It became evident that the one woman was a bit of a know-it-all, though the other one had plenty to say, too. She seemed like the type that everyone tolerates, the one who tells stories that are too long, with too much detail. Or, maybe silence makes her uncomfortable and she felt obligated to fill it with nonstop chatter. Probably, she’s what we like to call an HME: High Maintenance Employee.
I whipped out my MP3 player and stuffed the buds in my ears. I jacked up the volume. It almost drowned them out, but not totally. And that was fine right up until the battery ran out of juice.
But they were still talking! They talked about health benefits, of 90% coinsurance and $10 copays and progressively worsening spinal cord injuries. They talked about driving in the city and getting lost and trying to merge on a ramp during rush-hour traffic. They spoke of rainy commutes and forgotten umbrellas and third-floor walk-up garden apartments.
They talked and talked and talked, practically without taking a breath, and they were the only ones talking in the entire train car.
“WOW, YOUR SURE HAVE GOT A LOT ON YOUR PLATE,” Shrilly said, “BUT YOU HAVE SUCH A POSITIVE ATTITUDE ABOUT IT ALL!”

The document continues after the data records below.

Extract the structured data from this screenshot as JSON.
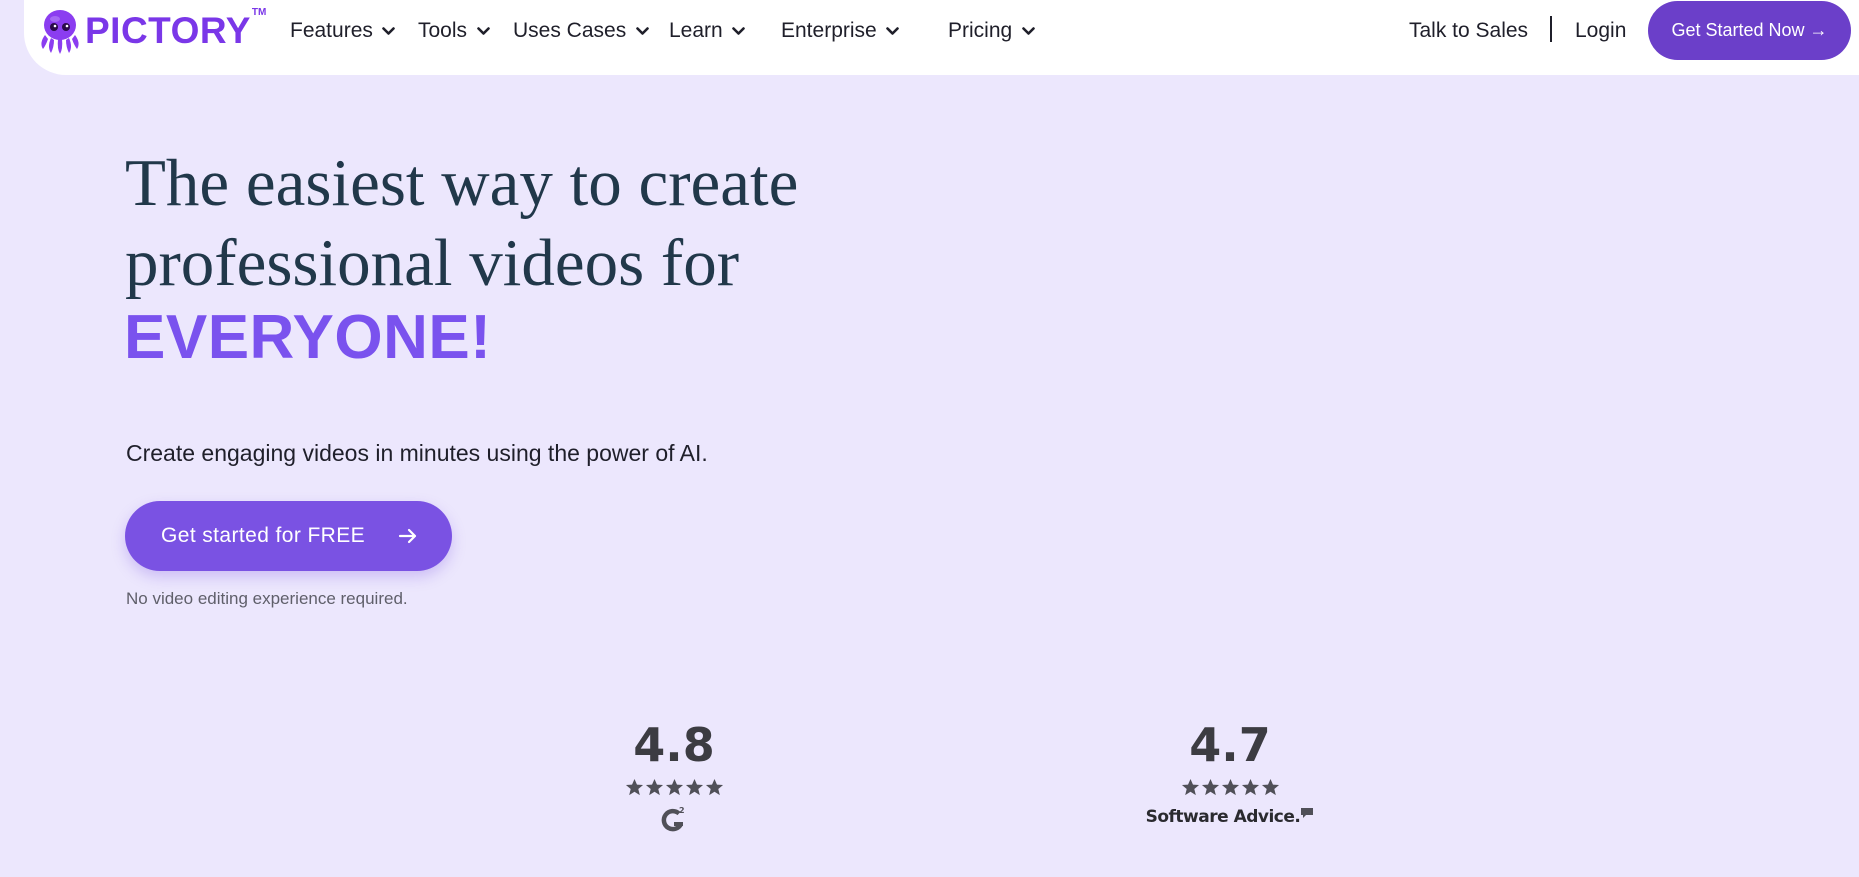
{
  "nav": {
    "brand": "PICTORY",
    "brand_tm": "TM",
    "items": [
      {
        "label": "Features"
      },
      {
        "label": "Tools"
      },
      {
        "label": "Uses Cases"
      },
      {
        "label": "Learn"
      },
      {
        "label": "Enterprise"
      },
      {
        "label": "Pricing"
      }
    ],
    "talk_to_sales": "Talk to Sales",
    "login": "Login",
    "cta": "Get Started Now →"
  },
  "hero": {
    "line1": "The easiest way to create",
    "line2": "professional videos for",
    "accent": "EVERYONE!",
    "subtext": "Create engaging videos in minutes using the power of AI.",
    "cta": "Get started for FREE",
    "note": "No video editing experience required."
  },
  "ratings": [
    {
      "score": "4.8",
      "stars": 5,
      "source": "G2"
    },
    {
      "score": "4.7",
      "stars": 5,
      "source": "Software Advice."
    }
  ],
  "colors": {
    "background": "#ece7fd",
    "brand_purple": "#7a37e8",
    "accent_purple": "#7a52ee",
    "cta_purple": "#7a52e3",
    "nav_cta": "#6b3fc9",
    "heading": "#21384a"
  },
  "icons": [
    "octopus-logo-icon",
    "chevron-down-icon",
    "arrow-right-icon",
    "star-icon",
    "g2-logo-icon",
    "speech-bubble-icon"
  ]
}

That was enough for me. I got off the train one stop early and walked a couple of extra blocks, enjoying the hushed murmurs in the train station, the thwap-thwap of opening and closing fare gates, the whirrrrr of the escalator as I stood to the right, retreating back into my Commuter Coccoon that had been violated by the Loud Talkers.